----- Recorded information -----
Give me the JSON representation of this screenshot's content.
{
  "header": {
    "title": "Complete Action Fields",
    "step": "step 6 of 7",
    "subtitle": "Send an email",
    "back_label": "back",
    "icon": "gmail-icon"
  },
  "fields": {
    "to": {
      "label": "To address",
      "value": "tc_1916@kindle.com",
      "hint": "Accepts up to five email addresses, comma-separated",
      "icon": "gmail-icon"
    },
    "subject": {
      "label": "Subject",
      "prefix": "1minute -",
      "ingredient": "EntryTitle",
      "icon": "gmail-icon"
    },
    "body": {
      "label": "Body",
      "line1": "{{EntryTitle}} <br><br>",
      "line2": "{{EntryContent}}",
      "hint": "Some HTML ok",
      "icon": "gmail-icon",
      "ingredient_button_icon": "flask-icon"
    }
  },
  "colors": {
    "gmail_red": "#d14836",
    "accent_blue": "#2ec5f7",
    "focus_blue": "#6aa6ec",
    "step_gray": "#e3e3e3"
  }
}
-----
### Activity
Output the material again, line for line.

### Response to this exercise
Give me the JSON representation of this screenshot's content.
{
  "header": {
    "title": "Complete Action Fields",
    "step": "step 6 of 7",
    "subtitle": "Send an email",
    "back_label": "back",
    "icon": "gmail-icon"
  },
  "fields": {
    "to": {
      "label": "To address",
      "value": "tc_1916@kindle.com",
      "hint": "Accepts up to five email addresses, comma-separated",
      "icon": "gmail-icon"
    },
    "subject": {
      "label": "Subject",
      "prefix": "1minute -",
      "ingredient": "EntryTitle",
      "icon": "gmail-icon"
    },
    "body": {
      "label": "Body",
      "line1": "{{EntryTitle}} <br><br>",
      "line2": "{{EntryContent}}",
      "hint": "Some HTML ok",
      "icon": "gmail-icon",
      "ingredient_button_icon": "flask-icon"
    }
  },
  "colors": {
    "gmail_red": "#d14836",
    "accent_blue": "#2ec5f7",
    "focus_blue": "#6aa6ec",
    "step_gray": "#e3e3e3"
  }
}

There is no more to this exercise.